In cases where the proposed improvements to an existing scheme go beyond the construction of a more permanent intake weir and include reconstruction and possible partial lining of the conveyance canal, an issue may be whether the size of the service area should be reexamined, particularly in the context of increased canal capacity. Any such reexamination poses two questions. First whether the crops currently grown are indeed appropriate to the site, and second whether the cultivators would agree to any change (these are "farmer-owned" schemes). For example, in Nepalese hill projects, paddy, the favored crop, is being grown in soils with infiltration rates many times higher than the rate normally considered to be the appropriate upper limit. Hence, should the improved scheme still cater to such service, or should a change in cropping pattern be suggested and if so to what alternative crops. If the cultivators being served by the scheme strongly prefer to stay with rice, as is likely to be the case, should a change from wet-land practice to up-land be suggested (much of the rice at present being grown in such areas is in fact grown largely under up-land conditions). The problem is that any reduction in supply of water to existing irrigators, in the interests of supply to others, is likely to be resisted by the present irrigators, whose rights may be of long standing. Furthermore, any increase in consumptive diversion to one scheme may reduce the flow available to some downstream scheme. It is evident that the approach to irrigation system design in a small hill scheme may be very different from the approach to the design of a major scheme. A case by case approach is necessary, with as much attention to sociological as to technical factors.
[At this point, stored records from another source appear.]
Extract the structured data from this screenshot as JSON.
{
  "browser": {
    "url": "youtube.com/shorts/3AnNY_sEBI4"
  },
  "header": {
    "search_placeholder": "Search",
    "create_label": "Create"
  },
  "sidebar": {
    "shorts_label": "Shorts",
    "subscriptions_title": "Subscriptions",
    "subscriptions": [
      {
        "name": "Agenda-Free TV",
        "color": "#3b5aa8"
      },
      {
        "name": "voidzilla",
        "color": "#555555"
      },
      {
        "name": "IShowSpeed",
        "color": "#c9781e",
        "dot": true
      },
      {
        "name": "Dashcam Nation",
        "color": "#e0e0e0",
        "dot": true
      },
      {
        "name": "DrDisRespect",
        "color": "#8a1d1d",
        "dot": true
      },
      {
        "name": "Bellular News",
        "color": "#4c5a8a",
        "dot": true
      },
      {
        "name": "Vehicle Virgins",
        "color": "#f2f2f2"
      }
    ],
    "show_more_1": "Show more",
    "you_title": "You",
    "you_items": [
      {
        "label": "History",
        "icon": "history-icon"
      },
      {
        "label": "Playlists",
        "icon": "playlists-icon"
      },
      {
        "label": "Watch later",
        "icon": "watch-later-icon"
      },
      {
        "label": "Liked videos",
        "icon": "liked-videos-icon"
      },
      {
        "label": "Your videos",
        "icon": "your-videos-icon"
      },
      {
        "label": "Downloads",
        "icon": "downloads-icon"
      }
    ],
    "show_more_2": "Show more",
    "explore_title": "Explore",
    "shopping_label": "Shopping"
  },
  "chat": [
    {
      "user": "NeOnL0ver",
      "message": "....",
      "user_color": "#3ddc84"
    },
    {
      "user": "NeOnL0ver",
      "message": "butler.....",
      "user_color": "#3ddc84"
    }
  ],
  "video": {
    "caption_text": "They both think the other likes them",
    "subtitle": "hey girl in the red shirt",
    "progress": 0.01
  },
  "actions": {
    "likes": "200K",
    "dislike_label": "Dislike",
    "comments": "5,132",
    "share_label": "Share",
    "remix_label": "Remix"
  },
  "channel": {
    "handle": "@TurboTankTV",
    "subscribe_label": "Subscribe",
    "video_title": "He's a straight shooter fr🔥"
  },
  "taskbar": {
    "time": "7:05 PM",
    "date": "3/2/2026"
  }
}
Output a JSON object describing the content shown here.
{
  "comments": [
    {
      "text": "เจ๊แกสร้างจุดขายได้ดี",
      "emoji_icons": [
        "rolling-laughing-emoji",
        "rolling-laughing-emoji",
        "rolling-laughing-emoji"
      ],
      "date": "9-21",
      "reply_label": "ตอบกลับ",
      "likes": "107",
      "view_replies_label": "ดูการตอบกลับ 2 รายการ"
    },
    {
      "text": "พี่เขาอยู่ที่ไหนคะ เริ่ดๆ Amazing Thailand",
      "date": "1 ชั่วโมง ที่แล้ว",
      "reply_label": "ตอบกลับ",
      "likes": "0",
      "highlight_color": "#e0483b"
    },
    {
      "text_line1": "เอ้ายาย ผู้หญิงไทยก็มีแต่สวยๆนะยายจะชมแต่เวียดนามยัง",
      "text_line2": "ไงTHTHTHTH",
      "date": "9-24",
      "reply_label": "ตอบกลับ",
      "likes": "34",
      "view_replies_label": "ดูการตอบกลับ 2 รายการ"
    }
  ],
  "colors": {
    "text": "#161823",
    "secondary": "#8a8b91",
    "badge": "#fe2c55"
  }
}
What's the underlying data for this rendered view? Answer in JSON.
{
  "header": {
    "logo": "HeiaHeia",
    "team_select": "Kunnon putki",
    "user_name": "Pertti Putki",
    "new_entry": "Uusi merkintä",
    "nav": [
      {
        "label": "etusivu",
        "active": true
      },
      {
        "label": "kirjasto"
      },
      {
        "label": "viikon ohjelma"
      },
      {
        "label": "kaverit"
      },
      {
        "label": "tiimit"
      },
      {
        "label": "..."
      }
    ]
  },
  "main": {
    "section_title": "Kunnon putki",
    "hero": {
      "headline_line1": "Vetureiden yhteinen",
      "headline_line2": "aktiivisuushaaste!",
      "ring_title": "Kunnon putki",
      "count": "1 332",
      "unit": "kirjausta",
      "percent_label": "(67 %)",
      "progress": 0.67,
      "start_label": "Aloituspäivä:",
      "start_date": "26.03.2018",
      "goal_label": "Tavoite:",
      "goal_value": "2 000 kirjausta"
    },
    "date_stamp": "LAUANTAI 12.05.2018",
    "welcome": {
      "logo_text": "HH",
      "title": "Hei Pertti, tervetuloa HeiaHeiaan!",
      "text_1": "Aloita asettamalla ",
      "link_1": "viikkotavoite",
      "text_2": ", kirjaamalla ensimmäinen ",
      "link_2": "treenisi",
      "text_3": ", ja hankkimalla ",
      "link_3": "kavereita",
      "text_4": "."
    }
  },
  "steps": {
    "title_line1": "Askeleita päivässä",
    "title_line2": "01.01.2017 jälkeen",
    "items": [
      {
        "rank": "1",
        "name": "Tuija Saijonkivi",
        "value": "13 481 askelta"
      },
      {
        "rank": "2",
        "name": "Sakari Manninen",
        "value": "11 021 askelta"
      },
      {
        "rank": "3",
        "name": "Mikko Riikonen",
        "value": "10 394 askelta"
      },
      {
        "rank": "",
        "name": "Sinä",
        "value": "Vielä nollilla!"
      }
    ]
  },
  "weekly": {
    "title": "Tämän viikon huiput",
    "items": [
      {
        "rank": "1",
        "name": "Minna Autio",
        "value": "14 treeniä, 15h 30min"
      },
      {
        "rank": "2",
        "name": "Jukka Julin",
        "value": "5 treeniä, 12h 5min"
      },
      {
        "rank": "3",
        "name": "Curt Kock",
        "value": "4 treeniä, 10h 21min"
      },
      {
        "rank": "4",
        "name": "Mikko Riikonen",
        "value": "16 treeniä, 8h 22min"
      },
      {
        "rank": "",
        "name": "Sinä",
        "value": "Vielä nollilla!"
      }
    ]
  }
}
With regard to technical design, the possibility of introducing newer materials and methods into the traditional construction of small schemes is worth consideration and is attractive to international lending agencies assisting in this area. Possible improvements to intakes (a perennial problem to farmers) include greater use of wire-mesh stone-filled crib work, and particularly the use of cribs fabricated from light steel rod rather than wire to better withstand abrasion by rocks during passage of floods in a mountain stream. Tethered boulders, retained by steel rods with upstream anchorage have been used elsewhere in weir construction in torrential streams, and would appear attractive for hill schemes in some situations. Improvements to channel linings by incorporating modern geotextile fabrics behind traditional masonry lining also offers possibilities, and in some locations the use of light-weight portable prefabricated channel lining units constructed of G.R.C. (fiber-glass reinforced mortar).

The design of improvements to an existing small scheme or the design of a new one is not necessarily simple. All of the physical factors entering into the design of a larger project are present in the smaller scheme, but with diseconomies of scale. Indeed, more engineering judgement may be required in the design of improvements to a small scheme than in the more conventional text book design of a larger one. In addition, much of the topographic and hydrologic data normally available in the case of the larger project may not be available in the case of the small schemes. Added to the problem is the difficulty of access to the small scheme (commonly several days on foot in hill schemes) for staff carrying out investigation, design and technical supervision of construction.

Important issues are the extent to which work on small schemes should be carried out by the beneficiary farmers versus by contractor, responsibility for supervision of construction and disbursement of funds, and the respective roles of the national agencies which may be concerned (Irrigation, Agriculture, Rural Development, etc.)

Small farmer-constructed diversion schemes are undoubtedly an important component of agricultural development in some areas, and one which deserves the support of international development institutions. However, any direct involvement (other than simply financial support to concerned national agencies) must face a number of issues which have proved troublesome in the past and are likely to limit the scope for channeling financial assistance in this direction.